I love laundry.  I have a special connection to laundering; I met my husband in the campus laundry mat at Queens.   If I could be wearing baggy sweatpants, big purple glasses and a volcanic cold sore and still manage to seem appealing; then surely there was something more to the act of laundering our clothes.

Many years ago when I was much busier(working, family, travelling),uncharacteristically I found myself bitter about doing the laundry.   This was a feeling that I would never have had before.  I always enjoyed the process of laundering clothes…sorting,loading from washer to dryer, folding from the dryer, folding from the laundry line, and yes—even ironing.  I had a moment of self pity: why am “I” the only one that does the laundry?  whine…whine…whine… Why can’t “someone else” do it? whine….whine…whine…

I remembered a quote from the book I was reading at the time,
“The ordinary arts we practice every day at home are of more importance to the soul than their simplicity might suggest. “Thomas Moore

I knew that truth, but I needed the reminder…  I recalled the days when I shopped a lot at second-hand stores and “vintage” shops;)  I remembered easily the fact that I didn’t always have the money to buy new clothes, and was diligent in keeping clothes clean so that I wouldn’t have to spend extra money laundering them.  I reminded myself that I was in fact, very blessed to be in the position of having clothes to launder, sheets to change and diapers to wash.  Changing the way I viewed the job, transformed the activity from a chore to an act of gratitude.

Most of us have read or heard of Eckhart Tolle’s books.  He is a spiritual leader from B.C. and his groundbreaking book, “The Power of Now” made him famous and one of “Oprah’s” favorites.  As referenced by the title, the importance of being present, not wishing your moments away, is the key to a heightened consciousness.  I would add, peace.  He put the consequences of complaining our moments away like this:”To complain is always non acceptance of what is.  It invariably carries with it an unconscious negative charge.”
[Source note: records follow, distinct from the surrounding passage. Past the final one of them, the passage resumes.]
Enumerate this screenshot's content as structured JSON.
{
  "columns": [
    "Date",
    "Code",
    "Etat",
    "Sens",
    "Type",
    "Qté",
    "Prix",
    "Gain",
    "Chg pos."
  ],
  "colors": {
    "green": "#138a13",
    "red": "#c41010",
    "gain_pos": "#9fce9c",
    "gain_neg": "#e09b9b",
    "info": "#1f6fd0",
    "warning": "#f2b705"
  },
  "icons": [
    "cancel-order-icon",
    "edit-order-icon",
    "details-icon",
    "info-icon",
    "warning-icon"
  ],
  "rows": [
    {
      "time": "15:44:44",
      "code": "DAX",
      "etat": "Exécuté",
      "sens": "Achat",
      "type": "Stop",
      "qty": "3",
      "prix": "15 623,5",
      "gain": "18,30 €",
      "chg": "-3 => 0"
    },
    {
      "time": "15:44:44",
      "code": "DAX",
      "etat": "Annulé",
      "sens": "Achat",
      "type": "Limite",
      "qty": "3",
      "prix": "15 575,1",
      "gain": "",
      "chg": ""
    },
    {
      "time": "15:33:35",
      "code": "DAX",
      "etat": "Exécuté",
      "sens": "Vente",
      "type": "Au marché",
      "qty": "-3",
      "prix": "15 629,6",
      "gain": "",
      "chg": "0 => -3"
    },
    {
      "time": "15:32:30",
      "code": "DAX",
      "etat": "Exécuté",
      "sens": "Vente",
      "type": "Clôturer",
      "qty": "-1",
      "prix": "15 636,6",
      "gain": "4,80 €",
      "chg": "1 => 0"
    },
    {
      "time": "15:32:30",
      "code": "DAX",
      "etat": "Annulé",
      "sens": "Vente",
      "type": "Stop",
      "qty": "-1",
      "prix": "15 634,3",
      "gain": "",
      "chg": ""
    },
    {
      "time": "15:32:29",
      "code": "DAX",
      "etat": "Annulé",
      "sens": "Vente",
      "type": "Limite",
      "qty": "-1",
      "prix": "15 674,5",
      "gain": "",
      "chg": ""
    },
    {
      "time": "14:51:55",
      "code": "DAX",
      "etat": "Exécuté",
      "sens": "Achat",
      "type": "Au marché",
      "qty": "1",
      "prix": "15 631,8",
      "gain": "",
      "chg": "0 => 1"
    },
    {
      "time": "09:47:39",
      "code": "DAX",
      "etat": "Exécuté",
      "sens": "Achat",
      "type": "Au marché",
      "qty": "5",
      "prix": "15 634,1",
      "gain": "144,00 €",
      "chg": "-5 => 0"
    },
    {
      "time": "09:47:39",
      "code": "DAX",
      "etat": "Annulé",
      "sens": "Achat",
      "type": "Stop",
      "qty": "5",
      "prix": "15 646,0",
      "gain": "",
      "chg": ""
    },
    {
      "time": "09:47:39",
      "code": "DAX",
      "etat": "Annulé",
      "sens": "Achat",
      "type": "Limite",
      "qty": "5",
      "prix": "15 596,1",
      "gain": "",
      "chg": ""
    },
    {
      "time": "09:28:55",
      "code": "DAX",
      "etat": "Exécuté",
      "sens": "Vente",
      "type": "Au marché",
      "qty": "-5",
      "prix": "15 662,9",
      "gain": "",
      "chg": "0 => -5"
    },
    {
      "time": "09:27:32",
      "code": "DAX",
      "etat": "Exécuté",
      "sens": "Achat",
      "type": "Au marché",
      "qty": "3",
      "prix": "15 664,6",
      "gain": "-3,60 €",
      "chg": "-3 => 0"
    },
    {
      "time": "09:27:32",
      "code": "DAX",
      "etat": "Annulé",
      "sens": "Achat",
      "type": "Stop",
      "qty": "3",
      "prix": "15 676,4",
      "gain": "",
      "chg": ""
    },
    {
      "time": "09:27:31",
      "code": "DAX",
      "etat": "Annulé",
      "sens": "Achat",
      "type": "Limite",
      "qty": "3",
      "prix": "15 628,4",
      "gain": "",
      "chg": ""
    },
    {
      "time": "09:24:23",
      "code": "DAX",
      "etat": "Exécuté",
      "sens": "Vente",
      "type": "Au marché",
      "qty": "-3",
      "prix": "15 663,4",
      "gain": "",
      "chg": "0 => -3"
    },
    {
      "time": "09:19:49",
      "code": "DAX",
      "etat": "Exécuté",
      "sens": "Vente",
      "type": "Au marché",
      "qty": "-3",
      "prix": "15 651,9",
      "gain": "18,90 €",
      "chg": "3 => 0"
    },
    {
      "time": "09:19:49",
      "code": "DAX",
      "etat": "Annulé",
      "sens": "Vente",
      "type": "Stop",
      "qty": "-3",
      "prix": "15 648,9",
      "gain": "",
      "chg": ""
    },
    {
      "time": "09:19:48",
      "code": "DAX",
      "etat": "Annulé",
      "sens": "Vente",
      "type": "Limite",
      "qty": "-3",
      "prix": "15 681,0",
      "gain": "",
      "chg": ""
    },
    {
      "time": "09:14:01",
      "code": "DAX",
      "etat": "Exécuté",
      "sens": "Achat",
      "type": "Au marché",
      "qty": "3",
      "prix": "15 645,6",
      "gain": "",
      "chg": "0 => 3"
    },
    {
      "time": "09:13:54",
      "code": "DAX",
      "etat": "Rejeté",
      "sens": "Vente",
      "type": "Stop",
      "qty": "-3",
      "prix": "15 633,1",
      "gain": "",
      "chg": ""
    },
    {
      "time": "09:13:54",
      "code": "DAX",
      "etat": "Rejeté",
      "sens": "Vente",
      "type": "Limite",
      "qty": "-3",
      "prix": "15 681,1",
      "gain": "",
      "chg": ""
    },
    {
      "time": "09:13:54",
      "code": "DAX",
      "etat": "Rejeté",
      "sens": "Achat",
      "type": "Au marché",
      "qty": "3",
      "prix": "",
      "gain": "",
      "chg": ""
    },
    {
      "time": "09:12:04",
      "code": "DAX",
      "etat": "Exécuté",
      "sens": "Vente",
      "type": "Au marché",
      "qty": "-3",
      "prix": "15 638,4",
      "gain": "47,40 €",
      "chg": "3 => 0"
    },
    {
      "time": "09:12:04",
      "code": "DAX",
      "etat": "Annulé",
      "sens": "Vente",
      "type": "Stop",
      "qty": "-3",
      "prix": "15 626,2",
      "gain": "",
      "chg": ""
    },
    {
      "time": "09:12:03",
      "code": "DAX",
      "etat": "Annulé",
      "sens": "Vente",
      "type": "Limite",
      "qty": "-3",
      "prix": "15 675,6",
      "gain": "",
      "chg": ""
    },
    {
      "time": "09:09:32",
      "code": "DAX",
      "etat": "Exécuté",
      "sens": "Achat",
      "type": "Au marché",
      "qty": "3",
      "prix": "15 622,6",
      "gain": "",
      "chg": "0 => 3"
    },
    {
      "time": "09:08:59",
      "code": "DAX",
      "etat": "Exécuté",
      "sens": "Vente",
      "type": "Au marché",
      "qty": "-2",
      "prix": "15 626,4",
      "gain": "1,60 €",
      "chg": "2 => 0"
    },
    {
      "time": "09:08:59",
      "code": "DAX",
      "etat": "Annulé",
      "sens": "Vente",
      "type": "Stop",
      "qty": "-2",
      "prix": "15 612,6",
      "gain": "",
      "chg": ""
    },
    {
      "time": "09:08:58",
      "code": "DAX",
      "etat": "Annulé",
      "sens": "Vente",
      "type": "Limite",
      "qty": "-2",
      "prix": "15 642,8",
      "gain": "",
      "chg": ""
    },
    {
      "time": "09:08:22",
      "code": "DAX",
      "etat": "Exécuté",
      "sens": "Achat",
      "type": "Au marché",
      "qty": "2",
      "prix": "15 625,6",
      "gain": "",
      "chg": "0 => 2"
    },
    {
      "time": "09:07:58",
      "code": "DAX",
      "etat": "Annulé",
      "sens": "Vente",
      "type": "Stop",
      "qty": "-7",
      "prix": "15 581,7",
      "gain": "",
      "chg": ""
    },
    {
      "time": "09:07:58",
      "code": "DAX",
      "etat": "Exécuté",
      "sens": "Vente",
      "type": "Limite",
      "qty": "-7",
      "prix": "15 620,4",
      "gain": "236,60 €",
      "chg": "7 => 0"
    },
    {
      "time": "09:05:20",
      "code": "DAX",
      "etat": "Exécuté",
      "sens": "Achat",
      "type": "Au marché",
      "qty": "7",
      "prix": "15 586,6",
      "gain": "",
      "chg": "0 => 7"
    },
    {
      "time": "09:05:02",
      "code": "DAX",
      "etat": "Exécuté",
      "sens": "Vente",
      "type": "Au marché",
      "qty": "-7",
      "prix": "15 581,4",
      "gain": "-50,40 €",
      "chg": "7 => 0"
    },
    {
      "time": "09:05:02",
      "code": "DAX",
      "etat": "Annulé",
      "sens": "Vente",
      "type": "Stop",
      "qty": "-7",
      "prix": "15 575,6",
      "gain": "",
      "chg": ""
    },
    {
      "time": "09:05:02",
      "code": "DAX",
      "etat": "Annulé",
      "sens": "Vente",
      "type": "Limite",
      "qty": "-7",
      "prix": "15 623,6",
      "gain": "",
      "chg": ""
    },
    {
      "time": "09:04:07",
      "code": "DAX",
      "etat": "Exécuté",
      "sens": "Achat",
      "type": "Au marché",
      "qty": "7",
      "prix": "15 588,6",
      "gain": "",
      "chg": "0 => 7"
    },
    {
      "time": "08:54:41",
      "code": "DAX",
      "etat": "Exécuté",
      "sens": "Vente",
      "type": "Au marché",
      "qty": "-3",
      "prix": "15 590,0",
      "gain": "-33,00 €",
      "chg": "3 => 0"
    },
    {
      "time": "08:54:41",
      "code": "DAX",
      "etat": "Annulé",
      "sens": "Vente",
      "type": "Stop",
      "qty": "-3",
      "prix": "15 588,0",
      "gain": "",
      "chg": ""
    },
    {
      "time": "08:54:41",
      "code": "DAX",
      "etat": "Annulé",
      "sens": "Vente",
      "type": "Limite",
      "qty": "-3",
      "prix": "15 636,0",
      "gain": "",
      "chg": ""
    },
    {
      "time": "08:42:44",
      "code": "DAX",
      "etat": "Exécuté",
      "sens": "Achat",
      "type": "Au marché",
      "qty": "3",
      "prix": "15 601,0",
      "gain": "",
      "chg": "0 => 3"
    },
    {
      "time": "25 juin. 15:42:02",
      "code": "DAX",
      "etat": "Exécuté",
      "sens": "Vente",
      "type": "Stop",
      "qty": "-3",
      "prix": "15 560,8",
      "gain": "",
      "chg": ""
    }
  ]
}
So when I have my dog smiling at me because he has luxuriated in the bog, or fingerprints on the windows(when Emily was little), or dirty floors that need cleaning again: I make the shift from irritation to gratitude for animals in my life, children leaving their signatures, and people in my home.